What follows is such a crazy ride that I’m not even sure I can compare it to many other sci-fi or spec-fic novels. I have no idea what the below GIF is pulled from, but it’s a pretty good summary of my feels about this book.
From reading books across the spectrum of his career, I would say that Crouch has definitely matured as a writer. He isn’t afraid to cut characters loose or to show you things that are deeply uncomfortable, even if they don’t offer the happiest of endings for the characters involved. This is actually a pretty dark book once you start to think about it. A lot of themes come into play here: choice, second chances, and the long-reaching consequences of seemingly small choices. It definitely makes you think about all the events that have shaped who you are today, and how those little “what ifs” that linger at the back of everyone’s minds are actually not so little.
I’ve also heard this book described as a love story, and after a pause, I would agree. You can’t really ever make a choice about your own life without affecting the lives of the people you love. If you trade your dream for a life with someone else, is that trade worth it? If you had a second chance to do it all over again or take a different path, what would you do? It definitely makes your mind wander.
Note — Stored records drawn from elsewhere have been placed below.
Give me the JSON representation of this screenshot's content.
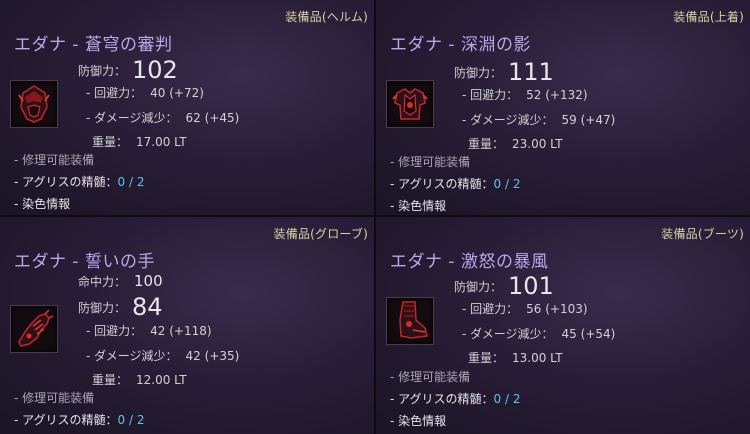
{
  "panels": [
    {
      "category": "装備品(ヘルム)",
      "title": "エダナ - 蒼穹の審判",
      "icon": "helmet-icon",
      "stats": {
        "defense_label": "防御力：",
        "defense": "102",
        "evasion_label": "- 回避力：",
        "evasion": "40 (+72)",
        "damage_reduction_label": "- ダメージ減少：",
        "damage_reduction": "62 (+45)",
        "weight_label": "重量：",
        "weight": "17.00 LT"
      },
      "notes": {
        "repairable": "- 修理可能装備",
        "agris_label": "- アグリスの精髄：",
        "agris_value": "0 / 2",
        "dye": "- 染色情報"
      }
    },
    {
      "category": "装備品(上着)",
      "title": "エダナ - 深淵の影",
      "icon": "armor-icon",
      "stats": {
        "defense_label": "防御力：",
        "defense": "111",
        "evasion_label": "- 回避力：",
        "evasion": "52 (+132)",
        "damage_reduction_label": "- ダメージ減少：",
        "damage_reduction": "59 (+47)",
        "weight_label": "重量：",
        "weight": "23.00 LT"
      },
      "notes": {
        "repairable": "- 修理可能装備",
        "agris_label": "- アグリスの精髄：",
        "agris_value": "0 / 2",
        "dye": "- 染色情報"
      }
    },
    {
      "category": "装備品(グローブ)",
      "title": "エダナ - 誓いの手",
      "icon": "gloves-icon",
      "stats": {
        "accuracy_label": "命中力：",
        "accuracy": "100",
        "defense_label": "防御力：",
        "defense": "84",
        "evasion_label": "- 回避力：",
        "evasion": "42 (+118)",
        "damage_reduction_label": "- ダメージ減少：",
        "damage_reduction": "42 (+35)",
        "weight_label": "重量：",
        "weight": "12.00 LT"
      },
      "notes": {
        "repairable": "- 修理可能装備",
        "agris_label": "- アグリスの精髄：",
        "agris_value": "0 / 2"
      }
    },
    {
      "category": "装備品(ブーツ)",
      "title": "エダナ - 激怒の暴風",
      "icon": "boots-icon",
      "stats": {
        "defense_label": "防御力：",
        "defense": "101",
        "evasion_label": "- 回避力：",
        "evasion": "56 (+103)",
        "damage_reduction_label": "- ダメージ減少：",
        "damage_reduction": "45 (+54)",
        "weight_label": "重量：",
        "weight": "13.00 LT"
      },
      "notes": {
        "repairable": "- 修理可能装備",
        "agris_label": "- アグリスの精髄：",
        "agris_value": "0 / 2",
        "dye": "- 染色情報"
      }
    }
  ],
  "colors": {
    "title": "#b9a7e8",
    "category": "#d7d1a5",
    "agris_value": "#5fc4e6"
  }
}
One last note: if you’re not a big science fiction fan, don’t let the “sci-fi” designation scare you off. This book is weird and twisty and at times it will make you think hard, but it never got so far out there that I couldn’t follow along. It’s nowhere near on the level of books like The Martian, which is definitely written by and for geeks. (Not that there’s anything wrong with that…but it can be intimidating to general readers!)
So in short: go read this book. Buy it, so you can read it multiple times. I promise you’ll be blown away.
Dark Matter, by Blake Crouch (hardcover, 352 pages). Published July 2016 by Crown. Genres: science fiction, speculative fiction, thriller, mystery, suspense, fantasy. Five out of five stars. Find it on Goodreads, Amazon, BN.com, or the Book Depository. Don’t forget to friend me on Goodreads while you’re there—I love making new bookish friends!
I’ve been looking through my old Goodreads reviews and I’ve noticed that my qualifications for a three-star read seem to fluctuate wildly. Some books are really nicely planned out but slower to read, and others are really fun but kind of fluffy, and then others are hard to put down but don’t seem all that great in hindsight.
It’s just so hard sometimes to say why two books could both be three-star reads when they have such different reasons for landing there, but that’s how it is! Especially lately, I’ve been feeling extra dissatisfied with lots of the books I’ve picked up, and Be Frank With Me was no exception.
I know I’ve been AWOL for a while…I meant to put up some scheduled posts back in June before I went on vacay, and then I didn’t get it done. Then I came back and meant to post, but it’s been a tumbled couple of weeks: I’ve been sick, two of the cats were sick and one went missing, and I’ve been working extra hours. So somehow or another, blogging has falled to the bottom of my priority list every day. But I do have some posts lined up and I’m going to try to get back in a habit of blogging at least twice a week!
“Fictional autobiography” is a weird term, but it’s the best way to describe Terrible Virtue. It’s a fictionalized account of Margaret Sanger’s life, written from her POV, from her childhood through her work as a birth control advocate. I’m a little embarrassed to admit that I knew very little about Sanger before reading this book, so it was interesting to use this book as a jumping-off point for further research. Unfortunately, while this book was an enjoyable way to ease into biography (never one of my favorite genres), it was lacking in a lot of ways.